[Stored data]

● ● ●

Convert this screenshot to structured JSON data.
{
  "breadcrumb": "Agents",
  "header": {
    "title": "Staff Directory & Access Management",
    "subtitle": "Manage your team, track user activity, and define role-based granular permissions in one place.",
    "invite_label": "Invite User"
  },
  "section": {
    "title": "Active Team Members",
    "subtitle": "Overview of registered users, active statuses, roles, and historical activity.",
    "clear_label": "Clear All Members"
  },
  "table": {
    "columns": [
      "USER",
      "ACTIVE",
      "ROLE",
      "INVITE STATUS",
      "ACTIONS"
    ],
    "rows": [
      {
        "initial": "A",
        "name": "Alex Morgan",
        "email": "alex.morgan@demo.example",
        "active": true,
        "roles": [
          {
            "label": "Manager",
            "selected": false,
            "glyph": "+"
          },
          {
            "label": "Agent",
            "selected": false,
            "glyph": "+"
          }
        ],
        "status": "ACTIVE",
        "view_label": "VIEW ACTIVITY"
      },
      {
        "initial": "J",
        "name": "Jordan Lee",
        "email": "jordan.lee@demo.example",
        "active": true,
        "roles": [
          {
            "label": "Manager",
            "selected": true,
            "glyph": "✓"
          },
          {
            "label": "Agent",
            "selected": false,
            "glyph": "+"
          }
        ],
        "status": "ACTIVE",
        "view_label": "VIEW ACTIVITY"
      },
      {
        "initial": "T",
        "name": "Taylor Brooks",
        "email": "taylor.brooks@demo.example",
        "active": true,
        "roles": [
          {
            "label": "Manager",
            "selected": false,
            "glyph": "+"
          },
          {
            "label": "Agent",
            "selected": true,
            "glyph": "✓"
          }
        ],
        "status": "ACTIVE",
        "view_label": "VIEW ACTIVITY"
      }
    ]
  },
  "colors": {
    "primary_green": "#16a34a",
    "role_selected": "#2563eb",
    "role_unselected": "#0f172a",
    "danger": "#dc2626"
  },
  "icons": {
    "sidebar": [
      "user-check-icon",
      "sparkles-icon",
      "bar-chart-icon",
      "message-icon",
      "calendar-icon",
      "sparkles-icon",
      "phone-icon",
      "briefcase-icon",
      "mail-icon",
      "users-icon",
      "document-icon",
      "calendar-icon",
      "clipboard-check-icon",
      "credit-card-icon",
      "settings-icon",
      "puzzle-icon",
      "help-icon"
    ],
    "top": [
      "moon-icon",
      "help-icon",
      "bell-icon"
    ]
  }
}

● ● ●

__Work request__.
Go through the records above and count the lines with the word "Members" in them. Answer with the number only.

__Result__.
2